One day, when the time for the marriage of Deirdre and Conor was drawing near, Deirdre and Levarcam looked over the rampart of their dūn. It was winter, a heavy snow had fallen in the night, and in the still, frosty air the trees stood up as if wrought in silver, and the green before the dūn was a sheet of unbroken white, save that in one place a scullion had killed a calf for their dinner, and the blood of the calf lay on the snow. And as Deirdre looked, a raven lit down from [pg 198] a tree hard by and began to sip the blood. “O nurse,” cried Deirdre suddenly, “such, and not like Conor, would be the man that I would love—his hair like the raven's wing, and in his cheek the hue of blood, and his skin as white as snow.” “Thou hast pictured a man of Conor's household,” said the nurse. “Who is he?” asked Deirdre. “He is Naisi, son of Usna,140 a champion of the Red Branch,” said the nurse. Thereupon Deirdre entreated Levarcam to bring her to speak with Naisi; and because the old woman loved the girl and would not have her wedded to the aged king, she at last agreed.

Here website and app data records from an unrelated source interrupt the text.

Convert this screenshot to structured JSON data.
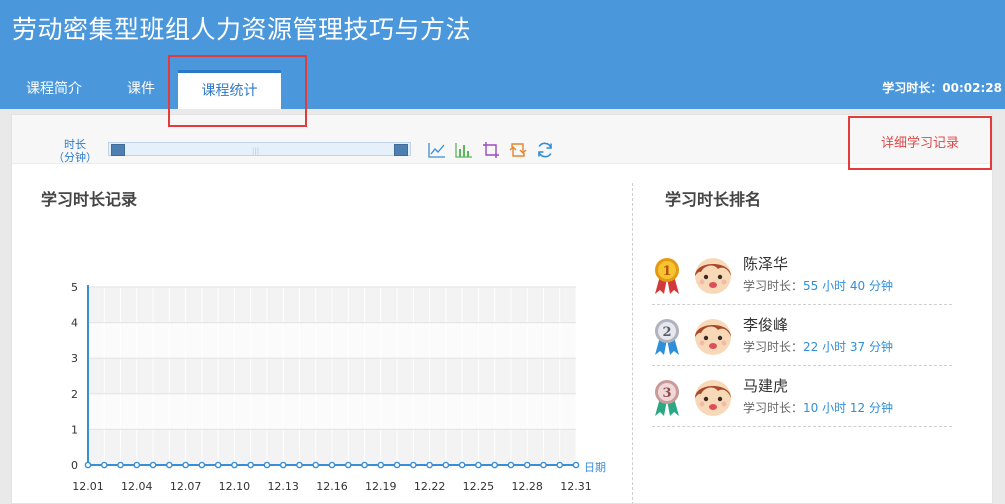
{
  "header": {
    "course_title": "劳动密集型班组人力资源管理技巧与方法",
    "tabs": [
      {
        "label": "课程简介"
      },
      {
        "label": "课件"
      },
      {
        "label": "课程统计"
      }
    ],
    "study_time_label": "学习时长：",
    "study_time_value": "00:02:28"
  },
  "panel": {
    "detail_link": "详细学习记录",
    "left_title": "学习时长记录",
    "right_title": "学习时长排名"
  },
  "chart_data": {
    "type": "line",
    "ylabel": "时长\n（分钟）",
    "xlabel": "日期",
    "ylim": [
      0,
      5
    ],
    "y_ticks": [
      0,
      1,
      2,
      3,
      4,
      5
    ],
    "x_tick_labels": [
      "12.01",
      "12.04",
      "12.07",
      "12.10",
      "12.13",
      "12.16",
      "12.19",
      "12.22",
      "12.25",
      "12.28",
      "12.31"
    ],
    "x": [
      "12.01",
      "12.02",
      "12.03",
      "12.04",
      "12.05",
      "12.06",
      "12.07",
      "12.08",
      "12.09",
      "12.10",
      "12.11",
      "12.12",
      "12.13",
      "12.14",
      "12.15",
      "12.16",
      "12.17",
      "12.18",
      "12.19",
      "12.20",
      "12.21",
      "12.22",
      "12.23",
      "12.24",
      "12.25",
      "12.26",
      "12.27",
      "12.28",
      "12.29",
      "12.30",
      "12.31"
    ],
    "series": [
      {
        "values": [
          0,
          0,
          0,
          0,
          0,
          0,
          0,
          0,
          0,
          0,
          0,
          0,
          0,
          0,
          0,
          0,
          0,
          0,
          0,
          0,
          0,
          0,
          0,
          0,
          0,
          0,
          0,
          0,
          0,
          0,
          0
        ]
      }
    ],
    "grid": true,
    "color": "#3a8ed6"
  },
  "toolbox": [
    {
      "icon": "line-chart-icon",
      "color": "#3a8ed6"
    },
    {
      "icon": "bar-chart-icon",
      "color": "#5cb85c"
    },
    {
      "icon": "zoom-select-icon",
      "color": "#9b4bbf"
    },
    {
      "icon": "zoom-reset-icon",
      "color": "#e6852f"
    },
    {
      "icon": "refresh-icon",
      "color": "#2f8fd8"
    }
  ],
  "ranking": [
    {
      "rank": "1",
      "name": "陈泽华",
      "label": "学习时长：",
      "value": "55 小时 40 分钟"
    },
    {
      "rank": "2",
      "name": "李俊峰",
      "label": "学习时长：",
      "value": "22 小时 37 分钟"
    },
    {
      "rank": "3",
      "name": "马建虎",
      "label": "学习时长：",
      "value": "10 小时 12 分钟"
    }
  ]
}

Deirdre implored Naisi to save her from Conor, but he would not, till at last her entreaties and her beauty won him, and he vowed to be hers. Then secretly one night he came with his two brethren, Ardan and Ainlé, and bore away Deirdre with Levarcam, and they escaped the king's pursuit and took ship for Scotland, where Naisi took service with the King of the Picts. Yet here they could not rest, for the king got sight of Deirdre, and would have taken her from Naisi, but Naisi with his brothers escaped, and in the solitude of Glen Etive they made their dwelling by the lake, and there lived in the wild wood by hunting and fishing, seeing no man but themselves and their servants.